The Shapley values of this game are called LossSHAP values, and they represent how much each feature contributes to the prediction's accuracy. Features that make the prediction more accurate have large values , and features that make the prediction less accurate have negative values .

The SAGE paper shows that SAGE values are equal to the expectation of the LossSHAP values [2]. Mathematically, we have

The connection is important because it shows that a global explanation can be obtained via many local explanations: SAGE values can be calculated by calculating LossSHAP values for the whole dataset and then taking the mean, as illustrated in Figure 6.

Figure 6: SAGE values are equal to the mean LossSHAP value.

However, waiting for LossSHAP values to converge for hundreds or thousands of examples in the dataset is very slow. The SAGE paper therefore proposes a faster approximation algorithm that aims directly at a global explanation—an approach we'll refer to as SAGE sampling. With SAGE sampling, SAGE values can be calculated in the same amount of time as just a handful of individual LossSHAP values. Figure 7 shows a comparison of the convergence of LossSHAP values and SAGE values for a gradient boosting machine trained on the German Credit dataset, where a global explanation is calculated at the cost of just local explanations.

Figure 7: Convergence comparison between SAGE values and LossSHAP values for several individual examples. The global explanation from SAGE can be calculated at the cost of just 10 local explanations.

Table 1 provides a comparison of SHAP, LossSHAP and SAGE values. Each method is built on Shapley values, but they answer different questions about ML models.

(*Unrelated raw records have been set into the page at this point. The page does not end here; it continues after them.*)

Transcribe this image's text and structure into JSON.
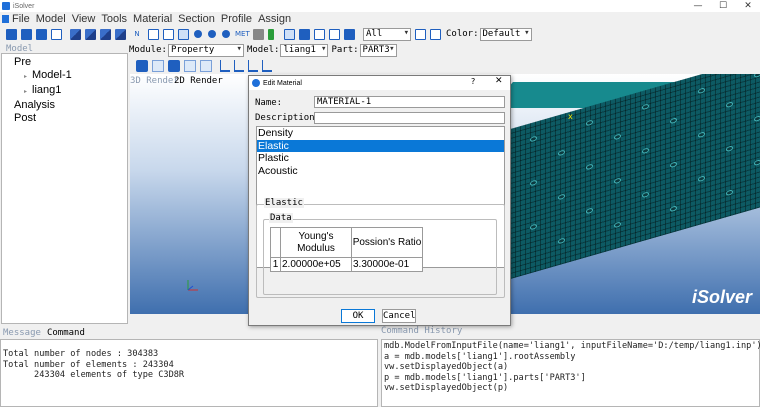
{
  "window": {
    "title": "iSolver",
    "minimize": "—",
    "maximize": "☐",
    "close": "✕"
  },
  "menu": [
    "File",
    "Model",
    "View",
    "Tools",
    "Material",
    "Section",
    "Profile",
    "Assign"
  ],
  "toolbar": {
    "text_icon": "MET",
    "filter_value": "All",
    "color_label": "Color:",
    "color_value": "Default"
  },
  "module_bar": {
    "module_label": "Module:",
    "module_value": "Property",
    "model_label": "Model:",
    "model_value": "liang1",
    "part_label": "Part:",
    "part_value": "PART3"
  },
  "tree": {
    "title": "Model",
    "nodes": [
      {
        "label": "Pre",
        "level": 0,
        "expander": ""
      },
      {
        "label": "Model-1",
        "level": 1,
        "expander": "▸"
      },
      {
        "label": "liang1",
        "level": 1,
        "expander": "▸"
      },
      {
        "label": "Analysis",
        "level": 0,
        "expander": ""
      },
      {
        "label": "Post",
        "level": 0,
        "expander": ""
      }
    ]
  },
  "viewport": {
    "tab_3d": "3D Render",
    "tab_2d": "2D Render",
    "brand": "iSolver",
    "marker": "x"
  },
  "messages": {
    "tab_message": "Message",
    "tab_command": "Command",
    "lines": [
      "Total number of nodes : 304383",
      "Total number of elements : 243304",
      "      243304 elements of type C3D8R"
    ]
  },
  "history": {
    "title": "Command History",
    "lines": [
      "mdb.ModelFromInputFile(name='liang1', inputFileName='D:/temp/liang1.inp')",
      "a = mdb.models['liang1'].rootAssembly",
      "vw.setDisplayedObject(a)",
      "p = mdb.models['liang1'].parts['PART3']",
      "vw.setDisplayedObject(p)"
    ]
  },
  "dialog": {
    "title": "Edit Material",
    "help": "?",
    "close": "✕",
    "name_label": "Name:",
    "name_value": "MATERIAL-1",
    "description_label": "Description:",
    "description_value": "",
    "properties": [
      "Density",
      "Elastic",
      "Plastic",
      "Acoustic"
    ],
    "selected_index": 1,
    "group_elastic": "Elastic",
    "group_data": "Data",
    "table": {
      "headers": [
        "Young's Modulus",
        "Possion's Ratio"
      ],
      "rows": [
        {
          "index": "1",
          "cells": [
            "2.00000e+05",
            "3.30000e-01"
          ]
        }
      ]
    },
    "ok_label": "OK",
    "cancel_label": "Cancel"
  },
  "colors": {
    "accent": "#0a78d7",
    "mesh": "#0d5a63",
    "toolbar_icon": "#1f5fbf"
  }
}
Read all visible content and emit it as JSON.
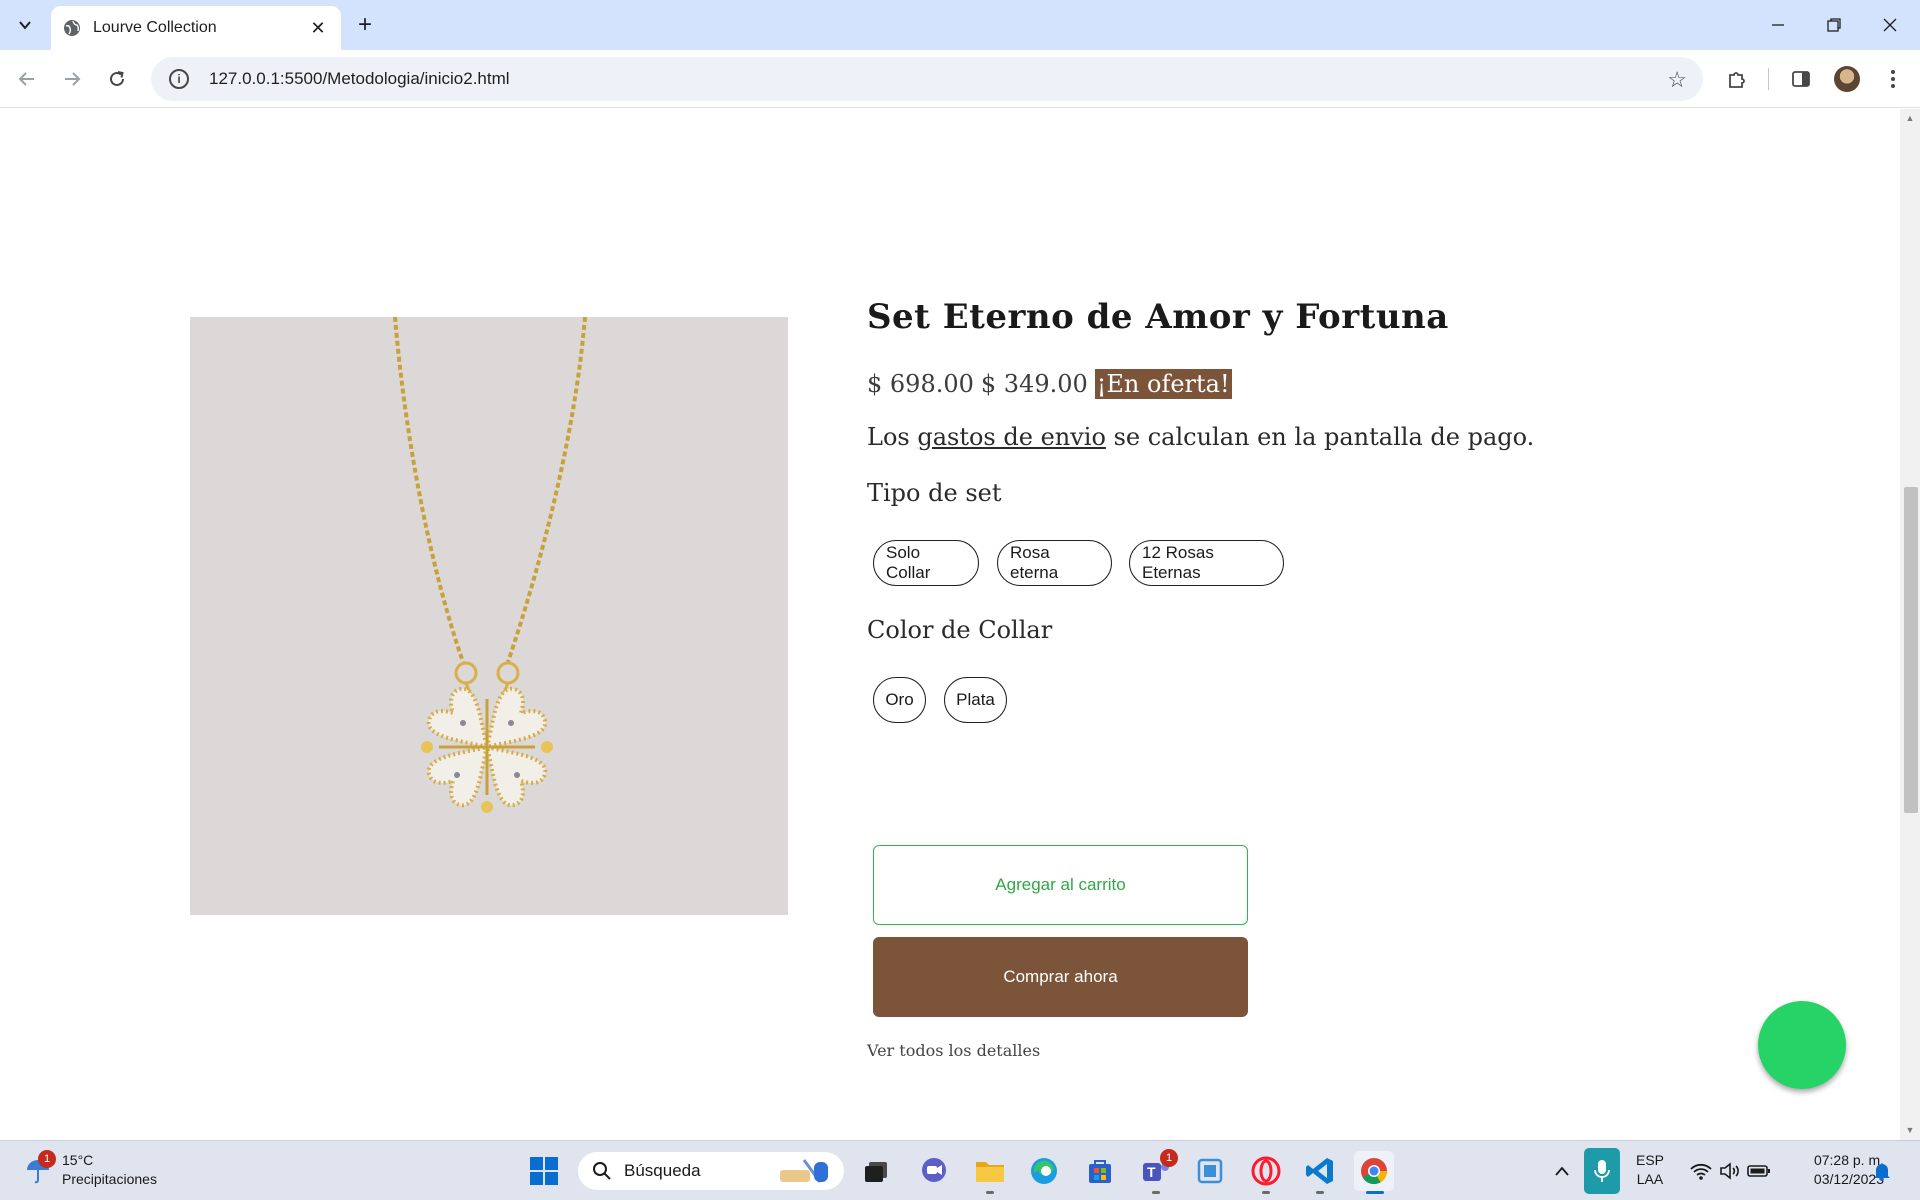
{
  "browser": {
    "tab_title": "Lourve Collection",
    "url": "127.0.0.1:5500/Metodologia/inicio2.html"
  },
  "product": {
    "title": "Set Eterno de Amor y Fortuna",
    "original_price": "$ 698.00",
    "sale_price": "$ 349.00",
    "sale_badge": "¡En oferta!",
    "shipping_prefix": "Los",
    "shipping_link": "gastos de envio",
    "shipping_suffix": "se calculan en la pantalla de pago.",
    "set_type_label": "Tipo de set",
    "set_types": [
      "Solo Collar",
      "Rosa eterna",
      "12 Rosas Eternas"
    ],
    "color_label": "Color de Collar",
    "colors": [
      "Oro",
      "Plata"
    ],
    "add_to_cart": "Agregar al carrito",
    "buy_now": "Comprar ahora",
    "view_details": "Ver todos los detalles"
  },
  "colors": {
    "brand_brown": "#7c543a",
    "cart_green": "#2fb84a",
    "whatsapp_green": "#25d366"
  },
  "taskbar": {
    "weather_temp": "15°C",
    "weather_desc": "Precipitaciones",
    "weather_badge": "1",
    "search_placeholder": "Búsqueda",
    "teams_badge": "1",
    "lang_line1": "ESP",
    "lang_line2": "LAA",
    "time": "07:28 p. m.",
    "date": "03/12/2023"
  }
}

Table 1: Comparison of SHAP, LossSHAP and SAGE values.
Type of explanation Local Local Global
Cooperative game
Feature values
Meaning Contribution to
Contribution to
accuracy of
Contribution to
's performance
Approximation IME [4]
KernelSHAP [1]
TreeSHAP [5]
LossSHAP sampling [2]
TreeSHAP [5]
Mean LossSHAP value [2]
SAGE sampling [2]


Hopefully this post has given you a better understanding of Shapley values, as well as SHAP, SAGE and LossSHAP. Shapley values are pretty easy to understand outside the ML context (like with our example of a company that wants to give fair bonuses), and it's natural to apply the same logic to ML models once we deal with the fact that models require fixed sets of features.

These methods are easy to use, so you should check them out: SHAP's Github page is here and SAGE's Github page is here.

Summary of notation:

  • : the company's profitability function given the employee subset .
  • : the model 's prediction given the features (for SHAP values).
  • : the model 's performance (negative loss) given the features (for SAGE values).
  • : the negative loss of 's prediction given and label (for LossSHAP values).


  1. Scott Lundberg, Su-In Lee. "A Unified Approach to Interpreting Model Predictions." Neural Information Processing Systems, 2017.
  2. Ian Covert, Scott Lundberg, Su-In Lee. "Understanding Global Feature Contributions With Additive Importance Measures." Neural Information Processing Systems, 2020.
  3. Lloyd Shapley. "A Value for n-Person Games." Contributions to the Theory of Games, 1953.
  4. Erik Strumbelj, Igor Kononenko. "An Efficient Explanation of Individual Classifications Using Game Theory." Journal of Machine Learning Research, 2010.
  5. Scott Lundberg et al. "From Local Explanations to Global Understanding with Explainable AI for Trees." Nature Machine Intelligence, 2020.
  6. Leo Breiman. "Random Forests." Machine Learning, 2001.


All the icons used in my diagrams were made by Freepik and are available at www.flaticon.com.